By SARA BERGQUIST
President George W. Bush announced in January that he has
the necessary duty to ensure the safety of Americans.
Tech professors and others are suggesting that Congress
will not think his surveillance intentions are justified.
“The basic issue for the wiretapping story is whether or
not President Bush can eavesdrop on American citizens who have some perhaps
tentative connection to suspected terrorists without getting a court order,”
Jason Pigg, an assistant professor of social sciences, said.
“So right now he clearly has power to eavesdrop on
foreigners who are in other countries.”
Pigg said wiretapping does not just involve American
citizens talking in the United States to other American citizens.
“If [Americans] have some connection to these other
people who have been identified as possible terrorists, then in theory, the
president claims he should be able to eavesdrop,” Pigg said.
Pigg said the main issue is Bush has not gotten a court
order to eavesdrop.
“There’s a Foreign Intelligence Surveillance Act which
Congress passed in 1978,” Pigg said.
“The normal procedure [according to the act] is if the
National Security Agency [or the government] wants to eavesdrop on American
citizens, then they go to the FISA court; they get a warrant to do that.”
Pigg said 19,000 warrants have been approved since 1978,
and only five of those have been denied.
Pigg also said the reason for organizing FISA was because
previous presidents had spied on American citizens without getting a court
Amelia Hancock, a junior art major, said she feels
problems arise when authority does not hold to clear boundaries on what they
are capable of doing.
“Though the president had authorization to use military
force after 9-11, wiretapping without court approval is in breach of the
Foreign Intelligence Surveillance Act,” Hancock said.
“I feel if this great of a percentage of the American
people feel deceived, the president’s administration is lacking in either
clearly stating their intentions and policies or executing them.”
Anthony Gregory, a junior political science major, said
he believes Bush is using a constitutional statute out of context.
“[The constitutional statute] says he can do all to
protect the USA from an eminent threat, but he forgets that we are afforded the
right to due process,” Gregory said. “I have no choice but to believe we
are being lied to, and the president is invading my privacy with no regards to
the Constitution or his oath to uphold it.”
Pigg said he predicts the courts will overturn the
president’s decision because Bush does not have inherent authority.
“Everybody thinks if the president had gone to Congress
and asked them to give him this power that they would have set up something
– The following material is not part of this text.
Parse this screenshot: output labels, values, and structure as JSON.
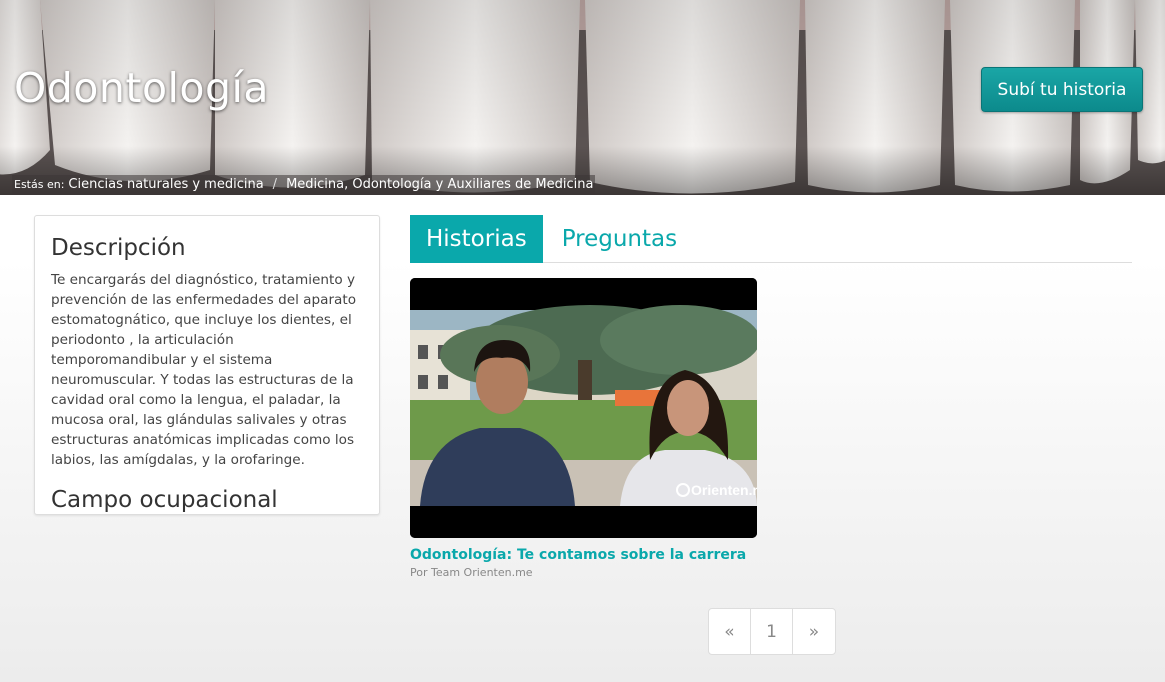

that would have allowed him to do this,” Pigg said.
Pigg said Congress might expand Bush’s power for domestic
surveillance down the road because terrorism seems to override a lot of other